Source records:
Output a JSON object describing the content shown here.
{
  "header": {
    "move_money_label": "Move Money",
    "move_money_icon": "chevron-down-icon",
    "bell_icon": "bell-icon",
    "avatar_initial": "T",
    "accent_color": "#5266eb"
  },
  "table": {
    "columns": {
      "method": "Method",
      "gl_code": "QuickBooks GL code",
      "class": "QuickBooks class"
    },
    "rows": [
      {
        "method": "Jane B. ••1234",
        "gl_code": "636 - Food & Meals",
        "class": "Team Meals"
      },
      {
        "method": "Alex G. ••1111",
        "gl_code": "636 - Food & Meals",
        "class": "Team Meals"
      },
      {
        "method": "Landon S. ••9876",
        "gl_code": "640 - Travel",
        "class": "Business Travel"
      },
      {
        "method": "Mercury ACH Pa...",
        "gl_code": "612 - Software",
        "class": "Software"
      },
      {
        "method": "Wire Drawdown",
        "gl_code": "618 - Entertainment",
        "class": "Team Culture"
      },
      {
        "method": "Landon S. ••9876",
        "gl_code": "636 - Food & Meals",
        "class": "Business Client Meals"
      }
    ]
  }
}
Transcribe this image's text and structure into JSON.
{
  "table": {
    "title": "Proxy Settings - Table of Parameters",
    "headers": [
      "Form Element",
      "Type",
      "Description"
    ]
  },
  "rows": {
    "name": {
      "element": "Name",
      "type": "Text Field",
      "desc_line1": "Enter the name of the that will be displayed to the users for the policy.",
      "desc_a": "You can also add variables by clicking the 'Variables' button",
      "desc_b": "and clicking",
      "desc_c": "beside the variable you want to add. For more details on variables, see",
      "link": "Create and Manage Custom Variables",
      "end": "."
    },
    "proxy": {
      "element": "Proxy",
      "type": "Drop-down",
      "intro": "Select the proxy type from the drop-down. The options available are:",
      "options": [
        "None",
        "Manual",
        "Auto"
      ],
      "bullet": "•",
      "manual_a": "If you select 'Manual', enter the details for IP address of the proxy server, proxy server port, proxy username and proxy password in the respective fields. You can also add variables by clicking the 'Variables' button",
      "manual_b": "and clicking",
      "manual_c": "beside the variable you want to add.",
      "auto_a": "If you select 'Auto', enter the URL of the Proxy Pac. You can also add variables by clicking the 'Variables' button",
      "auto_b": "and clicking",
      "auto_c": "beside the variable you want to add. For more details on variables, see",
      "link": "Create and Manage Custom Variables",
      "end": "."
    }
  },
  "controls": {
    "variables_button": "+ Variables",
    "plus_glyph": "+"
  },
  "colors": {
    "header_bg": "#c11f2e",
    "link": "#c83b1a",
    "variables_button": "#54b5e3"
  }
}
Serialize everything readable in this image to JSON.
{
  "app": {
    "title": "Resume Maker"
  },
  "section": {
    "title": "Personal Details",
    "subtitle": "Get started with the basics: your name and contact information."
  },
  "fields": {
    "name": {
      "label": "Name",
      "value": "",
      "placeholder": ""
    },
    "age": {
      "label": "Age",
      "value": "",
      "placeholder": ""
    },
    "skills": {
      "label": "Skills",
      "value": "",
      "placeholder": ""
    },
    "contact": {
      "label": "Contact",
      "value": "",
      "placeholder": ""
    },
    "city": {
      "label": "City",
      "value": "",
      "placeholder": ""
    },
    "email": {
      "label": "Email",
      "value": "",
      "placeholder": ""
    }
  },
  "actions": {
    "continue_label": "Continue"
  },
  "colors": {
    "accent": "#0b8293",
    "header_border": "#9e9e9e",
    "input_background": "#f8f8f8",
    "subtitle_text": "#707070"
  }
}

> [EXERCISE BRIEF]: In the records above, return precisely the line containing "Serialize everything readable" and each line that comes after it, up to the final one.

> [FINAL ANSWER]:
Serialize everything readable in this image to JSON.
{
  "app": {
    "title": "Resume Maker"
  },
  "section": {
    "title": "Personal Details",
    "subtitle": "Get started with the basics: your name and contact information."
  },
  "fields": {
    "name": {
      "label": "Name",
      "value": "",
      "placeholder": ""
    },
    "age": {
      "label": "Age",
      "value": "",
      "placeholder": ""
    },
    "skills": {
      "label": "Skills",
      "value": "",
      "placeholder": ""
    },
    "contact": {
      "label": "Contact",
      "value": "",
      "placeholder": ""
    },
    "city": {
      "label": "City",
      "value": "",
      "placeholder": ""
    },
    "email": {
      "label": "Email",
      "value": "",
      "placeholder": ""
    }
  },
  "actions": {
    "continue_label": "Continue"
  },
  "colors": {
    "accent": "#0b8293",
    "header_border": "#9e9e9e",
    "input_background": "#f8f8f8",
    "subtitle_text": "#707070"
  }
}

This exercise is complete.